Had a Switchblade v2 and the rear end was super harsh from the beginning. I'm no Ed Masters but I would crash in weird ways like tiny rock gardens that I have never crashed in before or after this bike. I check my bearings and they felt like i was rotating bearings through huge pieces of sand/rock so I opened up the bearings and put some grease in to see if it would help. It helped a tiny bit but still felt pretty bad so I reached out to Pivot and they don't proceed to give me solutions but tell me that I have basically voided my warranty at this point because I open up the bearings and put grease in. He offered a one time deal of sending me one bearing for free which seemed a bit insulting. I replied with I don't need the bearing if this is how the bearings are supposed to feel and never heard back. Really left a bitter taste in my mouth. I could never get it to feel right although to be fair, I never outright replaced the bearing since it was during the shortages and couldn't really get them.

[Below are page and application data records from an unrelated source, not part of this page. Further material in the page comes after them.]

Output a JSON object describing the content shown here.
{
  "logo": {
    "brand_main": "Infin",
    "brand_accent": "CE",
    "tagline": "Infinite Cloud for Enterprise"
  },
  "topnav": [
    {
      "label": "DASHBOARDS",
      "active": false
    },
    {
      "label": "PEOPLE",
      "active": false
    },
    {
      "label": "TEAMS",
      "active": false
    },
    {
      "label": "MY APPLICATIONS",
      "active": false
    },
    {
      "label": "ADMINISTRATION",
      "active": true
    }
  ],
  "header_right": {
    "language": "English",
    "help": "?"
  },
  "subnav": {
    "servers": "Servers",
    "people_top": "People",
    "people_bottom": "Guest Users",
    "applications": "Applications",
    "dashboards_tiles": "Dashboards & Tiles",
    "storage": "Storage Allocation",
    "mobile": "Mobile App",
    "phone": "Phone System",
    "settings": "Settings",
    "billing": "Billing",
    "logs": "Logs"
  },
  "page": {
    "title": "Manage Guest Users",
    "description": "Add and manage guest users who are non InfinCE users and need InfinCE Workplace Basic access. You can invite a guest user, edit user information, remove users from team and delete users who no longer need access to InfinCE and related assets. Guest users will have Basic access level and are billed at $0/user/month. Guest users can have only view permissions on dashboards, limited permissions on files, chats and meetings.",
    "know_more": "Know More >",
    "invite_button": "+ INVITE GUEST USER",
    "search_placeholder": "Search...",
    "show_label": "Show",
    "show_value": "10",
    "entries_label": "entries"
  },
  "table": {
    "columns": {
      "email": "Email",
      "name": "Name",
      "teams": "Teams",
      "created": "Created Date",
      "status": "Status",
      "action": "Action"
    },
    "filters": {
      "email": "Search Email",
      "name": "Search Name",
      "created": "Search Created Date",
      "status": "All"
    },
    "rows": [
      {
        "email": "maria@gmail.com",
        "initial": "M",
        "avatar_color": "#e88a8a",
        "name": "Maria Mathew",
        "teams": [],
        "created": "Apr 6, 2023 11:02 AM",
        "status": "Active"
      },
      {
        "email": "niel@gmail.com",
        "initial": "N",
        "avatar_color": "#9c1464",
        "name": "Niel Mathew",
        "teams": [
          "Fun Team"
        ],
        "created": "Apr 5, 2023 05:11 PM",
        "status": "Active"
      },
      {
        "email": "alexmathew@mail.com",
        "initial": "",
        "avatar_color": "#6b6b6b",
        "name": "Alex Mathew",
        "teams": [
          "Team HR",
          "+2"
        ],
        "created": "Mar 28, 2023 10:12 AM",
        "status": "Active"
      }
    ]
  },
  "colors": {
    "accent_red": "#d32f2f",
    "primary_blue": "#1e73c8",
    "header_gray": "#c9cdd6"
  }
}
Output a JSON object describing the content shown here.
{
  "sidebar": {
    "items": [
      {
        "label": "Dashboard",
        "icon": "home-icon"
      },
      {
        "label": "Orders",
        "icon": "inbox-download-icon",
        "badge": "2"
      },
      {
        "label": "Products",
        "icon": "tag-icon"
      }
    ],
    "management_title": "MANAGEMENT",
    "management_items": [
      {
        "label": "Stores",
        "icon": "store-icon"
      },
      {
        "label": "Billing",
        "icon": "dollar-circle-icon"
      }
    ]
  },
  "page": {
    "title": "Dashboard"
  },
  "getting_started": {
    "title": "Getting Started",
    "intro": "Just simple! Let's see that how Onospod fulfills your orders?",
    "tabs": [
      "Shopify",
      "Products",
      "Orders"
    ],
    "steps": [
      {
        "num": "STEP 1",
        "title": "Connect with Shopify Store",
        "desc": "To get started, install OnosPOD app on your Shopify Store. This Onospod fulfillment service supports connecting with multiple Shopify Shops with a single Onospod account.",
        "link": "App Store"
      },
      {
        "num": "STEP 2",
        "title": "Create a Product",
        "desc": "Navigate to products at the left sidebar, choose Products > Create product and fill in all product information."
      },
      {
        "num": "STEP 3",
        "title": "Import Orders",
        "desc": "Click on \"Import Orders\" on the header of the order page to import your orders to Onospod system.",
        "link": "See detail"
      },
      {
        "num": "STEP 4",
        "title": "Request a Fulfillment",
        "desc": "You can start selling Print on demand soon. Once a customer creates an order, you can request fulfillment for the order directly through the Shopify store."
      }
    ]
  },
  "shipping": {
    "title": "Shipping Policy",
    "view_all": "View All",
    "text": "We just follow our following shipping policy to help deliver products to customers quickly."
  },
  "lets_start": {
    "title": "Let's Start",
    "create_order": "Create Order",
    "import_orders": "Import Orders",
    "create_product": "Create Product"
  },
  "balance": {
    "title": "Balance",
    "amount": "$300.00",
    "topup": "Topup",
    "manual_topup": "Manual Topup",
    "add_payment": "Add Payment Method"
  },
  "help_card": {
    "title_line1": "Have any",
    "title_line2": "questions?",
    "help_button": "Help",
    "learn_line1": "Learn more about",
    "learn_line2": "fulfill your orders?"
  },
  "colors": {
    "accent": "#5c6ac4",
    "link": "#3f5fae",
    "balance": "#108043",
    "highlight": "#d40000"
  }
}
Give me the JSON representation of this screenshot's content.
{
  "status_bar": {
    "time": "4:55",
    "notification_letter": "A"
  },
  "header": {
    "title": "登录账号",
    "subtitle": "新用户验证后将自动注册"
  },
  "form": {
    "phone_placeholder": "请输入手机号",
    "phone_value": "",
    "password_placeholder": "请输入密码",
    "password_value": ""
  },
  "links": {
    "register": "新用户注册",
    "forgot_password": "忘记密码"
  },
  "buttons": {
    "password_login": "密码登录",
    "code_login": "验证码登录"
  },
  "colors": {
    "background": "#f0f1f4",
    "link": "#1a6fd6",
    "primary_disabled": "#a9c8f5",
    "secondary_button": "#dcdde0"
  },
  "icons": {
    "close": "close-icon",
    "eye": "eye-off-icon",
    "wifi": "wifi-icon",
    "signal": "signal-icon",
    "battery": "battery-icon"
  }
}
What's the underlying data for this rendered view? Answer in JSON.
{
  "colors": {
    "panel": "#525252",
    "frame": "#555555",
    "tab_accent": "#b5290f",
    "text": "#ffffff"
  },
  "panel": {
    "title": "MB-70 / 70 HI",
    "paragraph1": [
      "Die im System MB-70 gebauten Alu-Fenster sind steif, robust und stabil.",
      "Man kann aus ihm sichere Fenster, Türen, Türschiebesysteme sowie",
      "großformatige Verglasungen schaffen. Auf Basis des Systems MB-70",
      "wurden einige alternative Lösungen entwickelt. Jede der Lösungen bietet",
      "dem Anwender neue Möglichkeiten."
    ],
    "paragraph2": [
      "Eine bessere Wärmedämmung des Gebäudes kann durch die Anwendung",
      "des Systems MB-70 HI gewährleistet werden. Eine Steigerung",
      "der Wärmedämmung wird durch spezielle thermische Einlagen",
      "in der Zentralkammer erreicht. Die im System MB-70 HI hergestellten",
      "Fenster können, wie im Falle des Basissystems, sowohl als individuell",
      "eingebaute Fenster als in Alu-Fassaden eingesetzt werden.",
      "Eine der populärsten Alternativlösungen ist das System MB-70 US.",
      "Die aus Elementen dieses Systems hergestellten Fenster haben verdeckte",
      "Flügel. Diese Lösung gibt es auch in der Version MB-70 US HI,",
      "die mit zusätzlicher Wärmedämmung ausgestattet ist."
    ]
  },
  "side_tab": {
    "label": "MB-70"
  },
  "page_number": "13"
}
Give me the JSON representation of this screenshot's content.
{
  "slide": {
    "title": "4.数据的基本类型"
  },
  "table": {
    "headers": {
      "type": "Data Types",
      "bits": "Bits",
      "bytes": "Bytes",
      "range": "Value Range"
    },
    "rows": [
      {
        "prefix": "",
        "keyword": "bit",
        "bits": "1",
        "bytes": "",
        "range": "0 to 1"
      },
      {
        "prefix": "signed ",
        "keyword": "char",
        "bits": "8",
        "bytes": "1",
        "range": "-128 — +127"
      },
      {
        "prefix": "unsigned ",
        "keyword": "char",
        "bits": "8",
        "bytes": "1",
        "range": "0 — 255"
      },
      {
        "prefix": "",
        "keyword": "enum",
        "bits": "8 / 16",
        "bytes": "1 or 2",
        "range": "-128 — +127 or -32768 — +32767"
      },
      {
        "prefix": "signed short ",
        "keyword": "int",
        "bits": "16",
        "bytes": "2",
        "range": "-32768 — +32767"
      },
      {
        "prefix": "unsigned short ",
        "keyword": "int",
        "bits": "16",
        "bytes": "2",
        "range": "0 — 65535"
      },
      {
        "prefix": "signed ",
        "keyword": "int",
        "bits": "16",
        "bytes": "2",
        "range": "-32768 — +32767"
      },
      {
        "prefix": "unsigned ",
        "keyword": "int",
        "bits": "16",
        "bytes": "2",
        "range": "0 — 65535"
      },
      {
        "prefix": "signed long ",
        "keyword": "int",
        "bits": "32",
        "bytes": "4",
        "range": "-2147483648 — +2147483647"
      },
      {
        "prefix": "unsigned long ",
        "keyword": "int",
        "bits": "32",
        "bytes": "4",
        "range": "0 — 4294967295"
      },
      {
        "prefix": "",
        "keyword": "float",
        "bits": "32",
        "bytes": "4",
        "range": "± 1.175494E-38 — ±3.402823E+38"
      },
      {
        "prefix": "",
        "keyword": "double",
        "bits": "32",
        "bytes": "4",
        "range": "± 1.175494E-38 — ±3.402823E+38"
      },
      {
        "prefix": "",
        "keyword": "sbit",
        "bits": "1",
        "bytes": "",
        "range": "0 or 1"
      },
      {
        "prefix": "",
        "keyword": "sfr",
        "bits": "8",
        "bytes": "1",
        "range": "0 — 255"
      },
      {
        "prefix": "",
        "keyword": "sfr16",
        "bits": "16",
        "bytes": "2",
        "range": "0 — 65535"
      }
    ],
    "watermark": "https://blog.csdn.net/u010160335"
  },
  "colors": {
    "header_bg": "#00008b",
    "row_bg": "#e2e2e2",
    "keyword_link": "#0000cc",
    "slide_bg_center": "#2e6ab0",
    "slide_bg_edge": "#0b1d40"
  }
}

I'm actually surprised people are talking about how great Pivot's customer service is but I guess everyone misses sometimes.
Correct - I would not use one under the downtube, ever. I never said that I would use that one, so I won't be letting you know how that works in an XC race.
But the horizontal one under the top tube? Sure, that would be fully usable....oh good forbid if a bottle drips a little. My sweat dripping all over my bikes is probably more toxic lol. It would be less of reach to grab one from there, then in a traditional spot where the shock is.
You really think the mount under the top tube is "un-usable".? OK. Fully disagree there.
The bike has 1 usable bottle mount for bottles in an XC race. Just riding around you can stop and switch out the bottle from under the downtube. Using the under the top tube as a bottle mount is not happening.
It sounds like you don't know how to close the opening of a bottle and it leaked out on you, and you are blaming the mount versus your lack of knowledge of how to work a water bottle. lol.
Maybe you should incorporate how to properly close a water bottle into your interval training.
That upside down mounted shock greatly increases service intervals—the internals get bone dry. Irritating that this is the only solution to having a lockout.
What length stem is it designed around?
170 mm rear end? Sure.
~100 mm rear end? Not so much.
The first 40 ( 40th Anniversary editions) were under 23 lbs. Scott Nicol’s size large was 22.69 lbs.
There will be an 'actual' new one in 3 years and it'll be what they fully want to send to market.
ups: better geo than before, no headset routing, lighter
downs: still too heavy, upside down shock, some goofy frame bits
How is that the "same bike you can buy now with a UDH?"